Data for this task Start Marker

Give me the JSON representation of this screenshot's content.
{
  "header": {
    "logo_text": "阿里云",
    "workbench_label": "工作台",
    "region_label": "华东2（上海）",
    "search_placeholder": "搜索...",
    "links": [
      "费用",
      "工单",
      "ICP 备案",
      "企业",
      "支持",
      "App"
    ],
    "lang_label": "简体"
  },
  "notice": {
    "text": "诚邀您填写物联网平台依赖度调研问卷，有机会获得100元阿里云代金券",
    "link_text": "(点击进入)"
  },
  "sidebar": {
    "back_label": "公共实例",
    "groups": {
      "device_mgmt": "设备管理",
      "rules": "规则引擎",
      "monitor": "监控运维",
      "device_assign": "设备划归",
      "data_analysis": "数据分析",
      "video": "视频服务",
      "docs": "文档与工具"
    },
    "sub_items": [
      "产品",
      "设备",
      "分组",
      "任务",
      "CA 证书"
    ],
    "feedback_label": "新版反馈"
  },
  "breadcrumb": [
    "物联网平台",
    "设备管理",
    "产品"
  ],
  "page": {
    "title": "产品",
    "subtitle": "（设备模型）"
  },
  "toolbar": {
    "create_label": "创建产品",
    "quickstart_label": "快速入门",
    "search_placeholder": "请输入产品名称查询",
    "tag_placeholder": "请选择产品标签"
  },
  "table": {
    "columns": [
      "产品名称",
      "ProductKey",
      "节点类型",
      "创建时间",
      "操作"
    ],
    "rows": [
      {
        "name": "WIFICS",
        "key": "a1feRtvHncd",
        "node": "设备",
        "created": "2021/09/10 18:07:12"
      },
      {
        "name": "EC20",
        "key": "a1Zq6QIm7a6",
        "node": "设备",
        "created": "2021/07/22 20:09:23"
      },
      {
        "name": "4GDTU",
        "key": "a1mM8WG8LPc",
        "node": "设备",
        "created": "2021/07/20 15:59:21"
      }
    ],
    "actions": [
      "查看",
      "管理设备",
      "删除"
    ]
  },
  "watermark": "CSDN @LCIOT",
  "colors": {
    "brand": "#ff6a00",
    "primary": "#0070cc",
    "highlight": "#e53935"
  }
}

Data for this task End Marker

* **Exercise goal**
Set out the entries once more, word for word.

* **Reply to the task**
Give me the JSON representation of this screenshot's content.
{
  "header": {
    "logo_text": "阿里云",
    "workbench_label": "工作台",
    "region_label": "华东2（上海）",
    "search_placeholder": "搜索...",
    "links": [
      "费用",
      "工单",
      "ICP 备案",
      "企业",
      "支持",
      "App"
    ],
    "lang_label": "简体"
  },
  "notice": {
    "text": "诚邀您填写物联网平台依赖度调研问卷，有机会获得100元阿里云代金券",
    "link_text": "(点击进入)"
  },
  "sidebar": {
    "back_label": "公共实例",
    "groups": {
      "device_mgmt": "设备管理",
      "rules": "规则引擎",
      "monitor": "监控运维",
      "device_assign": "设备划归",
      "data_analysis": "数据分析",
      "video": "视频服务",
      "docs": "文档与工具"
    },
    "sub_items": [
      "产品",
      "设备",
      "分组",
      "任务",
      "CA 证书"
    ],
    "feedback_label": "新版反馈"
  },
  "breadcrumb": [
    "物联网平台",
    "设备管理",
    "产品"
  ],
  "page": {
    "title": "产品",
    "subtitle": "（设备模型）"
  },
  "toolbar": {
    "create_label": "创建产品",
    "quickstart_label": "快速入门",
    "search_placeholder": "请输入产品名称查询",
    "tag_placeholder": "请选择产品标签"
  },
  "table": {
    "columns": [
      "产品名称",
      "ProductKey",
      "节点类型",
      "创建时间",
      "操作"
    ],
    "rows": [
      {
        "name": "WIFICS",
        "key": "a1feRtvHncd",
        "node": "设备",
        "created": "2021/09/10 18:07:12"
      },
      {
        "name": "EC20",
        "key": "a1Zq6QIm7a6",
        "node": "设备",
        "created": "2021/07/22 20:09:23"
      },
      {
        "name": "4GDTU",
        "key": "a1mM8WG8LPc",
        "node": "设备",
        "created": "2021/07/20 15:59:21"
      }
    ],
    "actions": [
      "查看",
      "管理设备",
      "删除"
    ]
  },
  "watermark": "CSDN @LCIOT",
  "colors": {
    "brand": "#ff6a00",
    "primary": "#0070cc",
    "highlight": "#e53935"
  }
}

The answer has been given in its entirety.